ST. PAUL — State lawmakers said they want to make sure restaurants, bars and other businesses affected by COVID-19 executive orders would still be able to receive liquor deliveries even if they have tax delinquencies associated with the pandemic.

The House Tax Committee on Wednesday, April 8, unanimously voted in support of a bill that would let the Department of Revenue Commissioner avoid posting a public notice about businesses that failed to pay sales and use or franchise taxes if they were adversely affected by Minnesota's executive orders closing bars, restaurants and areas of public amusement.

Businesses that can't pay their taxes are posted by the department and are not allowed to receive deliveries of alcoholic beverages from manufacturers or distributors. But as business owners attempt to weather the new restrictions, especially after executive orders lift, they should have some flexibility to keep stocking alcoholic beverages even if they're late in paying their taxes.

The plan wouldn't waive a business' requirement to pay, Rep. Paul Marquart, D-Dilworth, said. Marquart said he brought the plan to help business late filing taxes to "keep them afloat during this unheard of emergency." He said he'd not yet heard from Senate Republicans but believed the bill could pass both chambers as early as April 14.

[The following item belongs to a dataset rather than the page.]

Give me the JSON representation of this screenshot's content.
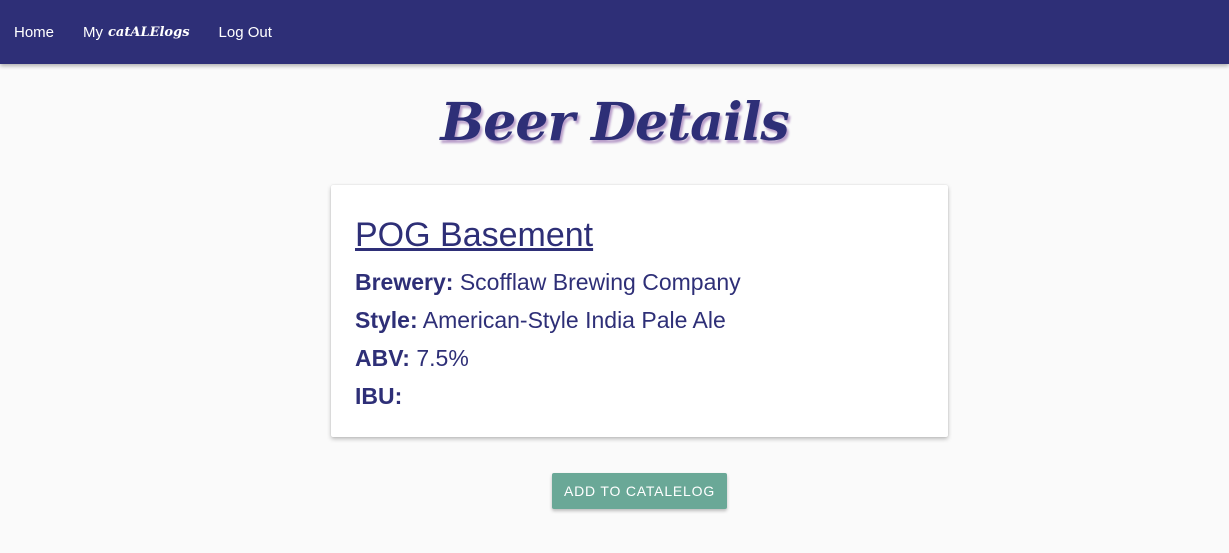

“We need to get people across the bridge during this time and into a recovery mode," he said.

But other lawmakers said they anticipated the executive orders, including an extension of the state's stay at home order, could sink Minnesota restaurants and bars before they could re-emerge.

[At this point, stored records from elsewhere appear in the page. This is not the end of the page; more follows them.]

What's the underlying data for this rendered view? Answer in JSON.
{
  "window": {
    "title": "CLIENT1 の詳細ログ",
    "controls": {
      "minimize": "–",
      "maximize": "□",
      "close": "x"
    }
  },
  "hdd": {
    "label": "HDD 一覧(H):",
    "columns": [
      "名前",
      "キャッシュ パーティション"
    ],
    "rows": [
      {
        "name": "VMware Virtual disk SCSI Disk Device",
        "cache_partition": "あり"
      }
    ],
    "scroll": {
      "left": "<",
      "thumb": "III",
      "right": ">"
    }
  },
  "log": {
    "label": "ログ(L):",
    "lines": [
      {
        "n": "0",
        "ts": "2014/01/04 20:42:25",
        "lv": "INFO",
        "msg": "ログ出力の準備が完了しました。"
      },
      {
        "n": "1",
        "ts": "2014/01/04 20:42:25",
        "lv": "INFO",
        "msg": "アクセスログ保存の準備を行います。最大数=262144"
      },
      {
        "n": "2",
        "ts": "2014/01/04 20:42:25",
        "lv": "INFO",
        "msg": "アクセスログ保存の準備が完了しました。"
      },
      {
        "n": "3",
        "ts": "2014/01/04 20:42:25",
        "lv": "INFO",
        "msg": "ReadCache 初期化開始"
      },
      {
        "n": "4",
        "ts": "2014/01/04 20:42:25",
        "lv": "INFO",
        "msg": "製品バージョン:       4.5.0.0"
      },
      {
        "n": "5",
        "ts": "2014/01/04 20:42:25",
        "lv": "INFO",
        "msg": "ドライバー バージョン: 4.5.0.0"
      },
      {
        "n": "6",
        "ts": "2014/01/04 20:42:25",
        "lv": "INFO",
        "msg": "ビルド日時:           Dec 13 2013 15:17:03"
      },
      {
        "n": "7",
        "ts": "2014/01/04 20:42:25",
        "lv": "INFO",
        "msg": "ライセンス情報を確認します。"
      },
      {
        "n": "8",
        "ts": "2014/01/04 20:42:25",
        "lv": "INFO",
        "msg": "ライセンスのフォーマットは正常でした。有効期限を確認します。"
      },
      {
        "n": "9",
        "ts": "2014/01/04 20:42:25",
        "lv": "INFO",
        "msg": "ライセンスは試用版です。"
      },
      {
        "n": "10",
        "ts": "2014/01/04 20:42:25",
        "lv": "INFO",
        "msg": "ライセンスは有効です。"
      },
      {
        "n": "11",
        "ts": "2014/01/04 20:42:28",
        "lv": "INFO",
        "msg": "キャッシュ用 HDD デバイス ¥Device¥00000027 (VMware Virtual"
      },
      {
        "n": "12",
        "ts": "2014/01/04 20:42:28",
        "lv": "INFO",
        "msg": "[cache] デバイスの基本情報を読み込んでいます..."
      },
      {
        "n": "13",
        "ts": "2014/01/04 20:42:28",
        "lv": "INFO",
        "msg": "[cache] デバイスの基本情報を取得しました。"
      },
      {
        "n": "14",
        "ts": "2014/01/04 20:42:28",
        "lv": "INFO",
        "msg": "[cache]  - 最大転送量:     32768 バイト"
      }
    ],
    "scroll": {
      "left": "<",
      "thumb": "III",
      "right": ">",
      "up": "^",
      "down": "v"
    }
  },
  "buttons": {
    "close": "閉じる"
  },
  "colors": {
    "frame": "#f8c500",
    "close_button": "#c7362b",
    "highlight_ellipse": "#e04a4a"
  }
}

“The governor’s orders are going to be putting people totally out of business,” Rep. Greg Davids, R-Preston, said. “Delay [the postings] all you want, they’re not in business anymore."

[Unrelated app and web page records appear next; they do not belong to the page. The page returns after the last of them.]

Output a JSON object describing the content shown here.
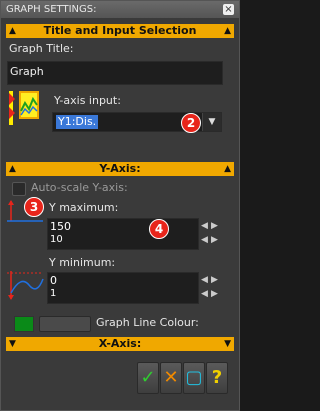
{
  "window": {
    "title": "GRAPH SETTINGS:",
    "close_label": "×"
  },
  "section_title_input": {
    "label": "Title and Input Selection",
    "left_arrow": "▲",
    "right_arrow": "▲"
  },
  "graph_title": {
    "label": "Graph Title:",
    "value": "Graph"
  },
  "y_input": {
    "label": "Y-axis input:",
    "value": "Y1:Dis.",
    "dropdown_icon": "▼"
  },
  "section_y_axis": {
    "label": "Y-Axis:",
    "left_arrow": "▲",
    "right_arrow": "▲"
  },
  "autoscale": {
    "label": "Auto-scale Y-axis:"
  },
  "y_max": {
    "label": "Y maximum:",
    "value": "150",
    "step": "10"
  },
  "y_min": {
    "label": "Y minimum:",
    "value": "0",
    "step": "1"
  },
  "line_colour": {
    "label": "Graph Line Colour:",
    "color": "#0a8a18"
  },
  "section_x_axis": {
    "label": "X-Axis:",
    "left_arrow": "▼",
    "right_arrow": "▼"
  },
  "buttons": {
    "ok": "✓",
    "cancel": "✕",
    "doc": "▢",
    "help": "?"
  },
  "badges": {
    "b2": "2",
    "b3": "3",
    "b4": "4"
  },
  "spinner_glyphs": {
    "left": "◀",
    "right": "▶"
  }
}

The Minnesota Licensed Beverage Association spoke in support of the proposal.